■ **WHAT TO WORK ON**
The records under this task must be duplicated exactly.

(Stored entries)
####
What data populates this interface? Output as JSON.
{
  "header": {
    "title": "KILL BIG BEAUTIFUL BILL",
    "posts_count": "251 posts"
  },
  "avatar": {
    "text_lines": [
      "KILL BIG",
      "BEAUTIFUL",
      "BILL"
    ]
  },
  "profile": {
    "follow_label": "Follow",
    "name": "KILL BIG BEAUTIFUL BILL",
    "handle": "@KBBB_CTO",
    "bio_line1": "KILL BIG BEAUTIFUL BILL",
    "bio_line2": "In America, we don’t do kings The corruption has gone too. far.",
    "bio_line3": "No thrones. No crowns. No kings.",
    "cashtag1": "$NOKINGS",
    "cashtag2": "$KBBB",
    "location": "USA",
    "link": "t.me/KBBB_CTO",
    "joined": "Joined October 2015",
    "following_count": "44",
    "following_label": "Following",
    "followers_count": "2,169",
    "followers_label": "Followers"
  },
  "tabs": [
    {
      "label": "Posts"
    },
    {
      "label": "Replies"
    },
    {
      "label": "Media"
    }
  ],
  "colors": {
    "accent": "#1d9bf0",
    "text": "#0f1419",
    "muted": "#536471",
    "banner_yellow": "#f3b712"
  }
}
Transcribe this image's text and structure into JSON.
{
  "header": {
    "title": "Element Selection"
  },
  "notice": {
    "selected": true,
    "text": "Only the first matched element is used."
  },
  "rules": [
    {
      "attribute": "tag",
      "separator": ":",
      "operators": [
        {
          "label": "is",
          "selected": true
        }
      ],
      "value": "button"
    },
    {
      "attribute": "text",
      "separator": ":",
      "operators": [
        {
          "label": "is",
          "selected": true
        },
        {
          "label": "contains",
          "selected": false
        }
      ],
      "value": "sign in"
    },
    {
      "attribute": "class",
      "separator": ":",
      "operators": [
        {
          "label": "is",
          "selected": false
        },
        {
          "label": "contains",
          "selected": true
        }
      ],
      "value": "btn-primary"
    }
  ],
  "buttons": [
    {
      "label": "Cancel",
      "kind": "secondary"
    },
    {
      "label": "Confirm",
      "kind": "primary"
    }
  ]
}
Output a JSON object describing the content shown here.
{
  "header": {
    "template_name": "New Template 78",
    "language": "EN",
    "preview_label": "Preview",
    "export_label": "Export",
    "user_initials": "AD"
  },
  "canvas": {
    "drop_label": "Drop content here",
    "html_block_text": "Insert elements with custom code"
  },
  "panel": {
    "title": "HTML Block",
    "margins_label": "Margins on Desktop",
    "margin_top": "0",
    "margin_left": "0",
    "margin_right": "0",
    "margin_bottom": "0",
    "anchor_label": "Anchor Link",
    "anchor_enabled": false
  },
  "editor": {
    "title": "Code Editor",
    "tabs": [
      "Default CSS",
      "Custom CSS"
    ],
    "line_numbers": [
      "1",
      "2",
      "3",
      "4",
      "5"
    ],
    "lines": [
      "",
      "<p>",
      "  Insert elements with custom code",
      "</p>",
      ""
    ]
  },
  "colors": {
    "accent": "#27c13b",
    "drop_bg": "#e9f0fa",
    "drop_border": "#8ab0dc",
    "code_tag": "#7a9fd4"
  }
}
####
■ **SOLUTION FOR THIS PROBLEM**
What data populates this interface? Output as JSON.
{
  "header": {
    "title": "KILL BIG BEAUTIFUL BILL",
    "posts_count": "251 posts"
  },
  "avatar": {
    "text_lines": [
      "KILL BIG",
      "BEAUTIFUL",
      "BILL"
    ]
  },
  "profile": {
    "follow_label": "Follow",
    "name": "KILL BIG BEAUTIFUL BILL",
    "handle": "@KBBB_CTO",
    "bio_line1": "KILL BIG BEAUTIFUL BILL",
    "bio_line2": "In America, we don’t do kings The corruption has gone too. far.",
    "bio_line3": "No thrones. No crowns. No kings.",
    "cashtag1": "$NOKINGS",
    "cashtag2": "$KBBB",
    "location": "USA",
    "link": "t.me/KBBB_CTO",
    "joined": "Joined October 2015",
    "following_count": "44",
    "following_label": "Following",
    "followers_count": "2,169",
    "followers_label": "Followers"
  },
  "tabs": [
    {
      "label": "Posts"
    },
    {
      "label": "Replies"
    },
    {
      "label": "Media"
    }
  ],
  "colors": {
    "accent": "#1d9bf0",
    "text": "#0f1419",
    "muted": "#536471",
    "banner_yellow": "#f3b712"
  }
}
Transcribe this image's text and structure into JSON.
{
  "header": {
    "title": "Element Selection"
  },
  "notice": {
    "selected": true,
    "text": "Only the first matched element is used."
  },
  "rules": [
    {
      "attribute": "tag",
      "separator": ":",
      "operators": [
        {
          "label": "is",
          "selected": true
        }
      ],
      "value": "button"
    },
    {
      "attribute": "text",
      "separator": ":",
      "operators": [
        {
          "label": "is",
          "selected": true
        },
        {
          "label": "contains",
          "selected": false
        }
      ],
      "value": "sign in"
    },
    {
      "attribute": "class",
      "separator": ":",
      "operators": [
        {
          "label": "is",
          "selected": false
        },
        {
          "label": "contains",
          "selected": true
        }
      ],
      "value": "btn-primary"
    }
  ],
  "buttons": [
    {
      "label": "Cancel",
      "kind": "secondary"
    },
    {
      "label": "Confirm",
      "kind": "primary"
    }
  ]
}
Output a JSON object describing the content shown here.
{
  "header": {
    "template_name": "New Template 78",
    "language": "EN",
    "preview_label": "Preview",
    "export_label": "Export",
    "user_initials": "AD"
  },
  "canvas": {
    "drop_label": "Drop content here",
    "html_block_text": "Insert elements with custom code"
  },
  "panel": {
    "title": "HTML Block",
    "margins_label": "Margins on Desktop",
    "margin_top": "0",
    "margin_left": "0",
    "margin_right": "0",
    "margin_bottom": "0",
    "anchor_label": "Anchor Link",
    "anchor_enabled": false
  },
  "editor": {
    "title": "Code Editor",
    "tabs": [
      "Default CSS",
      "Custom CSS"
    ],
    "line_numbers": [
      "1",
      "2",
      "3",
      "4",
      "5"
    ],
    "lines": [
      "",
      "<p>",
      "  Insert elements with custom code",
      "</p>",
      ""
    ]
  },
  "colors": {
    "accent": "#27c13b",
    "drop_bg": "#e9f0fa",
    "drop_border": "#8ab0dc",
    "code_tag": "#7a9fd4"
  }
}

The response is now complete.